Meanwhile young James had been spirited off to Paris to keep him safe from Edward. It was here that the young James learnt of his father's death and the forfeiture of his Douglas Estates, which Edward awarded to the English Sir Robert Clifford. This left Douglas alone and destitute in Paris, fortunately for him he met the Scottish Bishop of St Andrews, William Lamberton who took him in to his household. Here it is presumed that he was schooled to one day resume his rightful place as a Lord of the Scottish realm.

Douglas, aged about eighteen, returned to Scotland with Lamberton at a time when most of the nobles including Lamberton had made their peace with Edward. The Bishop presented Douglas at court to petition for the return of his estates, when Edward heard whose son he was he became angry and brusquely refused, James having to be hurriedly removed from his sight.

It seems very likely that the first meeting between Bruce and the young James Douglas took place in 1297 at a time when Bruce had sworn allegiance to Edward I, mainly because of his opposition to King John Baliol. Bruce had been charged by Edward with despoiling the Douglas lands and if possible to capture William Douglas, On hearing that William Wallace had started a rebellion in Galloway and that Sir Andrew de Moray had risen in the North, Bruce decided to throw in his lot with the rebels. Taking the Lady Douglas and the teenaged James along with him in order to remove them from Edwards wrath. He made his way along with those of his men who would follow to Irvine, where the rebel forces including William Douglas were encamped.

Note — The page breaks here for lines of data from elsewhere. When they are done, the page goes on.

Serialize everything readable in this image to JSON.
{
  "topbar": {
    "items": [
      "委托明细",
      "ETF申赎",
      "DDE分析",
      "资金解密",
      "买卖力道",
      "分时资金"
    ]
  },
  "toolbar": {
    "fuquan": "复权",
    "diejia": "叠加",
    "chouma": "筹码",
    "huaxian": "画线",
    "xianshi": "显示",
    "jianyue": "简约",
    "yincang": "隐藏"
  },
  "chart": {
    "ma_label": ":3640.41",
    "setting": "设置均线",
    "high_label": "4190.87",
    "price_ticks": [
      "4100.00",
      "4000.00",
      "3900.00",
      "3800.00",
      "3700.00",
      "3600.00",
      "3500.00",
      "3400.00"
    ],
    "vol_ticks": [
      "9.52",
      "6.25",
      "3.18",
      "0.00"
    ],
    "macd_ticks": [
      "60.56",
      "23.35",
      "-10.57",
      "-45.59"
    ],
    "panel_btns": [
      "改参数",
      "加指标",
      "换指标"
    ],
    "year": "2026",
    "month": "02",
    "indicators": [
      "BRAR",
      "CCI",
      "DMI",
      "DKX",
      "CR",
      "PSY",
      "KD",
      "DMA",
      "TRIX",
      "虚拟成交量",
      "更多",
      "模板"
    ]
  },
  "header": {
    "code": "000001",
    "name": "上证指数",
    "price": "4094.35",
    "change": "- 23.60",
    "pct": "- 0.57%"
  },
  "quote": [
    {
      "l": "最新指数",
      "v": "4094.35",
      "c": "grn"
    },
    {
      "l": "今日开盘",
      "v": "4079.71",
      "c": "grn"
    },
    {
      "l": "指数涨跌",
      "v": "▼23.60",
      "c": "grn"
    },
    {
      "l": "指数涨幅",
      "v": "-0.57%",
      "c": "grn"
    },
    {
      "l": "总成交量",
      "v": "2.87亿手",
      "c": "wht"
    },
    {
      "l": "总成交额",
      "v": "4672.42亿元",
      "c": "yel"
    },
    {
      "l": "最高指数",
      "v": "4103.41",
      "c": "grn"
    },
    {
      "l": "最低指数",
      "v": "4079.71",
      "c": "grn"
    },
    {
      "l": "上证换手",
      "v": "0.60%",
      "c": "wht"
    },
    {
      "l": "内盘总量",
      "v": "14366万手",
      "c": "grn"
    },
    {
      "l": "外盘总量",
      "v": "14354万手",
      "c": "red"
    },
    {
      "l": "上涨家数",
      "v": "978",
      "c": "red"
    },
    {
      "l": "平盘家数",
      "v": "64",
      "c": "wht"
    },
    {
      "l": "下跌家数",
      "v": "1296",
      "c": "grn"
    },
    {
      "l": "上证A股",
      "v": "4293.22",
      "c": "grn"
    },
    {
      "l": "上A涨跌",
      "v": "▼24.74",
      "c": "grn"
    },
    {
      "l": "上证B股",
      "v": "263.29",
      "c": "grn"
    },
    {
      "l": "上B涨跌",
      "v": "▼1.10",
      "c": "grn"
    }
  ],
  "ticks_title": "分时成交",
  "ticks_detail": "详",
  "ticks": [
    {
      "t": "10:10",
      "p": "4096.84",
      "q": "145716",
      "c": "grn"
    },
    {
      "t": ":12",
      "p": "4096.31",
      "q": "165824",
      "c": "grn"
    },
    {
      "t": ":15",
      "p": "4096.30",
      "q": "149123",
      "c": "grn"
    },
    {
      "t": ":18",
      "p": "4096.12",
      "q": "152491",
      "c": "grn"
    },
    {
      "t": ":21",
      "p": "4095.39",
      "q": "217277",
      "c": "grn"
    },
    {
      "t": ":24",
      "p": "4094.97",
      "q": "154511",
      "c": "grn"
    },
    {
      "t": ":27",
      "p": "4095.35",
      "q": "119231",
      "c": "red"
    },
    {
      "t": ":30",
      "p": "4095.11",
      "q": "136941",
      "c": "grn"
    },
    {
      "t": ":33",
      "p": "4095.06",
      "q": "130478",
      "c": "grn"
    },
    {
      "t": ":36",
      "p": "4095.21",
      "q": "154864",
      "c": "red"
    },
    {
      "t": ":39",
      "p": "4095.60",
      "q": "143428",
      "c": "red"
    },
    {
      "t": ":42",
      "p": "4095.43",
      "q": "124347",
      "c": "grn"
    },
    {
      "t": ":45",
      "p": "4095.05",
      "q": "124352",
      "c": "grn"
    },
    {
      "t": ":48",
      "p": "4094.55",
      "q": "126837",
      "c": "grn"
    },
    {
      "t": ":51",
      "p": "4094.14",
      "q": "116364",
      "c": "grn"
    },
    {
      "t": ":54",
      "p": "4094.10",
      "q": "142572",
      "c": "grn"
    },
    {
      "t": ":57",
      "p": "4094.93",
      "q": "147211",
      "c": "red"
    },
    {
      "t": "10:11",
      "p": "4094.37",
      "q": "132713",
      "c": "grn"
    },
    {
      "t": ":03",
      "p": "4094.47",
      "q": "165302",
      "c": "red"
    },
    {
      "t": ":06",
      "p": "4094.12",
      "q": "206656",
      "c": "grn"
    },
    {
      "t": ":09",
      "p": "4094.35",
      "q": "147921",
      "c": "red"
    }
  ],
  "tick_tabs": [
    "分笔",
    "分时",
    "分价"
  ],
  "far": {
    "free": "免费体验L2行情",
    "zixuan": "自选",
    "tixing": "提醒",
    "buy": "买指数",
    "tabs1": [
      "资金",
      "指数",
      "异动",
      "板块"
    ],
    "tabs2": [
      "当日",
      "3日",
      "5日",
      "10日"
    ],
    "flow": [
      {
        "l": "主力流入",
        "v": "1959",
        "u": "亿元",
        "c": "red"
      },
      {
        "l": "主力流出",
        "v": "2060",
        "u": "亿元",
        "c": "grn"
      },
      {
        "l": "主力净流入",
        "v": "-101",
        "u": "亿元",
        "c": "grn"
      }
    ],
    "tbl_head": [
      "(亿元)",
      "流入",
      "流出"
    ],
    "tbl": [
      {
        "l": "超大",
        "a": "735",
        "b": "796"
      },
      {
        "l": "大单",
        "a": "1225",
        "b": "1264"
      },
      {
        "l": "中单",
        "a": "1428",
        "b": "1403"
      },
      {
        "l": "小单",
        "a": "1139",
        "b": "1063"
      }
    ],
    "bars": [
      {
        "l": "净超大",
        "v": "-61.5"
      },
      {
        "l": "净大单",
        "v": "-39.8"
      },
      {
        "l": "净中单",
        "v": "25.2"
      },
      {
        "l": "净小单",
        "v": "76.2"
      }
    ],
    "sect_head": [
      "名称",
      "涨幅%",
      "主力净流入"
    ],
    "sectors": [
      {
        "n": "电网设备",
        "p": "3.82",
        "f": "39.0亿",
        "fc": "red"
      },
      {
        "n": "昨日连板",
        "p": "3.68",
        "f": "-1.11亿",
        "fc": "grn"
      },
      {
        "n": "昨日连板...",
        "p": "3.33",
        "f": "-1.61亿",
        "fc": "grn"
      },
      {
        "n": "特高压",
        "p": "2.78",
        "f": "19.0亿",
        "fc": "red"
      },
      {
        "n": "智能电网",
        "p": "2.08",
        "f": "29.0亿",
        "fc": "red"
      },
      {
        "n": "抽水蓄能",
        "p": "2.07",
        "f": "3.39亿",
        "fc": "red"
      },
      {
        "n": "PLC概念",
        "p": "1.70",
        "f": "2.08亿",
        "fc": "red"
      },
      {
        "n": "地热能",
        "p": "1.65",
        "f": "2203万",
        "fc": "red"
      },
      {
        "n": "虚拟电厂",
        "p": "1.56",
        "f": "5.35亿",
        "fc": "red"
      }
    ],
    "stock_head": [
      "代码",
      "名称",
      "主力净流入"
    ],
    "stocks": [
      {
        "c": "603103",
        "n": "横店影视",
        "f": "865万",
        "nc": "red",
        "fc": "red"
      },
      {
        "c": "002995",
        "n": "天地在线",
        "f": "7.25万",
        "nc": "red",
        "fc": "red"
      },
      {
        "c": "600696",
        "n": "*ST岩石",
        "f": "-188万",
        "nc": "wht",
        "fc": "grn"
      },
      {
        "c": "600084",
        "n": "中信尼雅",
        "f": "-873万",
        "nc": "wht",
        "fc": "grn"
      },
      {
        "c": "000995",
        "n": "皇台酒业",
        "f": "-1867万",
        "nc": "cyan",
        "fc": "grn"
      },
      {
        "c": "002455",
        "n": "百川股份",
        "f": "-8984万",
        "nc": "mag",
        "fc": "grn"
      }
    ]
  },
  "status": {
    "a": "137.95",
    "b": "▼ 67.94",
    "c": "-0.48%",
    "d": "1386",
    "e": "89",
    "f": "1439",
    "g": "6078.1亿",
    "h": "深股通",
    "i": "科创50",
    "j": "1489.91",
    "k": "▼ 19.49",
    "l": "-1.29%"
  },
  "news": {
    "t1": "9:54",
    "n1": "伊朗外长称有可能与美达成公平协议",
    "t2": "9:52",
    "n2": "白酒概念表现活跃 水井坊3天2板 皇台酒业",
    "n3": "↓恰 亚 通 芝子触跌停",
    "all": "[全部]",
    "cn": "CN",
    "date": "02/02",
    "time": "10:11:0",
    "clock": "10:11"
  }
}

It was after the surrender of these forces, apart from Wallace, that William Douglas was taken into captivity and James sent off to Paris.